What you are asked to do:
Go through the data below and gather each line containing "section".

Data for review:

┄┄┄┄┄┄┄┄┄┄┄┄┄┄┄┄┄┄┄┄

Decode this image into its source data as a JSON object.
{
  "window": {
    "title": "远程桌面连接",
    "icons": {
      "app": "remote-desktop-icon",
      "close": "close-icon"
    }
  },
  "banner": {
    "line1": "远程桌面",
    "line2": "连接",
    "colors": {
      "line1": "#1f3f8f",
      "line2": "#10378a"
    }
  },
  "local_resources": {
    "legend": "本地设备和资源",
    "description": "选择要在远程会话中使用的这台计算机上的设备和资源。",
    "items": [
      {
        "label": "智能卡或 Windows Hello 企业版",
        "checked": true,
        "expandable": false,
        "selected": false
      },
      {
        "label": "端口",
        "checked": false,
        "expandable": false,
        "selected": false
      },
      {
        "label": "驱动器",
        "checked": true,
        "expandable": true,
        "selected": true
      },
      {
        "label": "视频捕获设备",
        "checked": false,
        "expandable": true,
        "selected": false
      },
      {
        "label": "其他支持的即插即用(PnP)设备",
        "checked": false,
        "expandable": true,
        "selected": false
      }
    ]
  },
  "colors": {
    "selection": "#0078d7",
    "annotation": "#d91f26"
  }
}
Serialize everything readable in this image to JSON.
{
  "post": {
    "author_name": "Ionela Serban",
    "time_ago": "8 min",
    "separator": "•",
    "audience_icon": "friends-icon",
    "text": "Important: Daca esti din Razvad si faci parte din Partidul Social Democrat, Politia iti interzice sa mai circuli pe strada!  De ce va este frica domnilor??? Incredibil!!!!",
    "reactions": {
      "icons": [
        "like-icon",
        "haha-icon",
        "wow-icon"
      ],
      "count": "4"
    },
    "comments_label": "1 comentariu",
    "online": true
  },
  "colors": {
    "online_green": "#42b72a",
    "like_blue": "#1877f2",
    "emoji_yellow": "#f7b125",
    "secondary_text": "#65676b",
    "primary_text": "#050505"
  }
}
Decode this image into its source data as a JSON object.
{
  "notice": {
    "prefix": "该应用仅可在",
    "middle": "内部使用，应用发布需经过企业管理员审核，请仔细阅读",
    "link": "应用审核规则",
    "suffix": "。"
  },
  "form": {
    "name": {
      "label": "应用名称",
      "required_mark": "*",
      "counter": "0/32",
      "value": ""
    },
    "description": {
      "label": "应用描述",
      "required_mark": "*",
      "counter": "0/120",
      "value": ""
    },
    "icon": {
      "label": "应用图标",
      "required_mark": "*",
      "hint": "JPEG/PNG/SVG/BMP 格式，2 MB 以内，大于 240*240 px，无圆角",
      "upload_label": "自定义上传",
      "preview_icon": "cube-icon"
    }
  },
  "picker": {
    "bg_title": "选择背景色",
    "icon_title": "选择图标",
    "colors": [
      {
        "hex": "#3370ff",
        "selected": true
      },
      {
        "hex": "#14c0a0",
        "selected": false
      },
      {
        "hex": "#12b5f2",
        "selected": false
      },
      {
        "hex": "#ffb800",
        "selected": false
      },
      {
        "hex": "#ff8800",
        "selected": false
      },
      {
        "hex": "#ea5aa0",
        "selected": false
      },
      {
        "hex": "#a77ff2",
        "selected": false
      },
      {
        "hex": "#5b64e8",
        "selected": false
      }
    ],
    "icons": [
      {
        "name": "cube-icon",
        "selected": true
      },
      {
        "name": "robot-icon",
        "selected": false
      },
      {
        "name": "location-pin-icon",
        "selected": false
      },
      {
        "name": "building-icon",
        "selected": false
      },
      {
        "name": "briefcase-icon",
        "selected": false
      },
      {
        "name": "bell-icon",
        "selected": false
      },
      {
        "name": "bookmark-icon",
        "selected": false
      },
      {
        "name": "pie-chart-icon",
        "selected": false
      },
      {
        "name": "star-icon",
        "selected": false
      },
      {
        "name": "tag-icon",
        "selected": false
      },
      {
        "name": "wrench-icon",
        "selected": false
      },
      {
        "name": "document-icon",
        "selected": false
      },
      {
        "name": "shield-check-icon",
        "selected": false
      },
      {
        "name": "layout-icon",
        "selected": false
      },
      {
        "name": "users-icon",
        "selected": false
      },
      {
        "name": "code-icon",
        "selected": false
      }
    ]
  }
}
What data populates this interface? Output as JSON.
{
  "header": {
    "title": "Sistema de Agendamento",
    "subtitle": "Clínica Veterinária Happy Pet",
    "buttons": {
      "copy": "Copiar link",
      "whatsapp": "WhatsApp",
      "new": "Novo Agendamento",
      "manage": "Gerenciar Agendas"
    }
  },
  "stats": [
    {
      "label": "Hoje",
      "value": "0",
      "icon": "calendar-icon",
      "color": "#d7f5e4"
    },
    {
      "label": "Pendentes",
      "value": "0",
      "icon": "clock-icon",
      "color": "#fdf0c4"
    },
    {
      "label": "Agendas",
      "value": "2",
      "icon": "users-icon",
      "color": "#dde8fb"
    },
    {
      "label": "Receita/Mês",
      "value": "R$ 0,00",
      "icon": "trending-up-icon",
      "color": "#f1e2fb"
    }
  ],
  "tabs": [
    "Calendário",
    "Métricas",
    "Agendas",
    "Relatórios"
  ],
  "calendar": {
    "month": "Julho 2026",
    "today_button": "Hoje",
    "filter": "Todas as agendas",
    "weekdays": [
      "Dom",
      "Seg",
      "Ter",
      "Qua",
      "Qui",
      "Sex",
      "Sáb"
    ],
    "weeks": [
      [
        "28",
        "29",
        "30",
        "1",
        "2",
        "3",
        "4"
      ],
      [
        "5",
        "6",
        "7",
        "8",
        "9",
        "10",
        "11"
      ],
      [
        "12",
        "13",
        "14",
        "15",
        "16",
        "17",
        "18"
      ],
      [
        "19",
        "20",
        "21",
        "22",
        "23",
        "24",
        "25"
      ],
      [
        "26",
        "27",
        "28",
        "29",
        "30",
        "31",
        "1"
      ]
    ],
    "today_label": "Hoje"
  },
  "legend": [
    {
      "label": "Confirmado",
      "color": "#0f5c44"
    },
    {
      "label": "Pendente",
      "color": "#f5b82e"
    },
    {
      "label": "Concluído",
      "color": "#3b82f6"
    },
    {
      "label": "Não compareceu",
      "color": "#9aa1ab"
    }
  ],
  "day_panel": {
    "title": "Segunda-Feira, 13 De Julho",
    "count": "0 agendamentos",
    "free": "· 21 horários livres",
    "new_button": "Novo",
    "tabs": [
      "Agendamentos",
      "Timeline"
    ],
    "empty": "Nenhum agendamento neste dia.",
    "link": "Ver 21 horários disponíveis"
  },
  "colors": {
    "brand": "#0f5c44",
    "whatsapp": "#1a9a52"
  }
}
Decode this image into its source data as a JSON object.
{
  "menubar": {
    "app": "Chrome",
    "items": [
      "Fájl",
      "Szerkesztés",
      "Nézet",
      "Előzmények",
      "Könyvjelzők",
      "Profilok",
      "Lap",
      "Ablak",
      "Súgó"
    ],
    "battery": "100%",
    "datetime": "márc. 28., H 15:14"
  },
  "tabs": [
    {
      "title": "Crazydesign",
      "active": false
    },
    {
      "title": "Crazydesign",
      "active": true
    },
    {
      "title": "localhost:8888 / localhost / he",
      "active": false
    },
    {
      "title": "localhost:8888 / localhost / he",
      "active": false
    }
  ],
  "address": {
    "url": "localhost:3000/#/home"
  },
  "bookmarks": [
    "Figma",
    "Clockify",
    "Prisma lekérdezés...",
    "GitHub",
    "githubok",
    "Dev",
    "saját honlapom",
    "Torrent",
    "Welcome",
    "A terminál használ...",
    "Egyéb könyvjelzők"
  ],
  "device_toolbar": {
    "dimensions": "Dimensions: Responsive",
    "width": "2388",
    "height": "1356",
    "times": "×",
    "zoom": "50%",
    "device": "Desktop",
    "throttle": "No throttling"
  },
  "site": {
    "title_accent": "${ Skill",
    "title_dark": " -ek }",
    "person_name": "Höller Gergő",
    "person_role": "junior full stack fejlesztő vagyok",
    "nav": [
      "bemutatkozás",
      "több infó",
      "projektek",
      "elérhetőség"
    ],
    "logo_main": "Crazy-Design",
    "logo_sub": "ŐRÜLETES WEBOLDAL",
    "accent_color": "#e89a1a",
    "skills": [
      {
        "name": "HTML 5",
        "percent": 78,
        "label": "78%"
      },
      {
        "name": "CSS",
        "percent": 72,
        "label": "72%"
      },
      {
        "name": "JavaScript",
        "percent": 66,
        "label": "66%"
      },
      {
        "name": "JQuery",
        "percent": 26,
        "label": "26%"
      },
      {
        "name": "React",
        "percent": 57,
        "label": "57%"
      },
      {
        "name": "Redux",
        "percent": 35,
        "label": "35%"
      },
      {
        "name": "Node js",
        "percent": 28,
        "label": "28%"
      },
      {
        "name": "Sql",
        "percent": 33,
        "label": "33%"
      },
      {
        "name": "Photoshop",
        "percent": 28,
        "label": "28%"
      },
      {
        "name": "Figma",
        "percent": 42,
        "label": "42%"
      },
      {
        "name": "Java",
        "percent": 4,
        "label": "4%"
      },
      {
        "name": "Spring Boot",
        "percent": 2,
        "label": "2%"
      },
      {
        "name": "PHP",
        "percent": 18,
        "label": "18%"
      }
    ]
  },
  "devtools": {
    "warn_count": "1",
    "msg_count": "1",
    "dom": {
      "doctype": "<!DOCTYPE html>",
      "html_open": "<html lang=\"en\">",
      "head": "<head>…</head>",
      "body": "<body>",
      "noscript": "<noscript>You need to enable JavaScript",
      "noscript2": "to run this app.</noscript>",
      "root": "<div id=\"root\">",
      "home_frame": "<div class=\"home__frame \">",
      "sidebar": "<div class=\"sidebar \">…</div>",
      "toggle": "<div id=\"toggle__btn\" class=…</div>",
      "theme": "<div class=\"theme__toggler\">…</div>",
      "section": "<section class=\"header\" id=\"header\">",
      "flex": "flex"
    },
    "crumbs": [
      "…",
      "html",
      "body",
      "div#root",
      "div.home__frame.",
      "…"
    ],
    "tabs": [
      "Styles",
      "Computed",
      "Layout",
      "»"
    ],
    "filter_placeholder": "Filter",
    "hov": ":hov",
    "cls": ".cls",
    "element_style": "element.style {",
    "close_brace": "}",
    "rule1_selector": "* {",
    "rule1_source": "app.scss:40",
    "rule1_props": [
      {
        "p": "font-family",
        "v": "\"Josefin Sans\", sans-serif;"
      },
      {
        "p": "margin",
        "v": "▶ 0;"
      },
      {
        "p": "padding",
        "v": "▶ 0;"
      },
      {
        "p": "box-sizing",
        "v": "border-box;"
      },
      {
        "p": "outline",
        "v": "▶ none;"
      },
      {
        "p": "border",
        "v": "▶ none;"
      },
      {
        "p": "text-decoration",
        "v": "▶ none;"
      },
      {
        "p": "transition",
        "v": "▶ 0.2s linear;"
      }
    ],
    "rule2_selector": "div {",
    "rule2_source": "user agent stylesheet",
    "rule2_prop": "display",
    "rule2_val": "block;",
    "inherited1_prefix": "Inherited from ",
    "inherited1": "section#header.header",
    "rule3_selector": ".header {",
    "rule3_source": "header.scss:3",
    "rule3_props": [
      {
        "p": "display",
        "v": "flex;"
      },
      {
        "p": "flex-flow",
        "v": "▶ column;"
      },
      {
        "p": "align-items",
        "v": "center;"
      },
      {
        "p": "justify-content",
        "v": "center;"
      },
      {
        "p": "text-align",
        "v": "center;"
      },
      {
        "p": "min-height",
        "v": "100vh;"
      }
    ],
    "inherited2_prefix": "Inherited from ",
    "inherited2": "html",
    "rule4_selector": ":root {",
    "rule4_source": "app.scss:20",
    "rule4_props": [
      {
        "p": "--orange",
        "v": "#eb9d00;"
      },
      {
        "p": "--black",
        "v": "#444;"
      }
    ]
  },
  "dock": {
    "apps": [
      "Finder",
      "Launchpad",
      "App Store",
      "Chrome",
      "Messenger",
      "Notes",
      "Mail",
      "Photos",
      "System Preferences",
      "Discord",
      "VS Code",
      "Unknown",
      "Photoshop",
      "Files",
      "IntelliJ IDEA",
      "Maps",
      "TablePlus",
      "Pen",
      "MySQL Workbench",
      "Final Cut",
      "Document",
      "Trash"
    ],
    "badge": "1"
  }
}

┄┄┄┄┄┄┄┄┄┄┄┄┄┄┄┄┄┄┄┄

Completed task:
      "section": "<section class=\"header\" id=\"header\">",
    "inherited1": "section#header.header",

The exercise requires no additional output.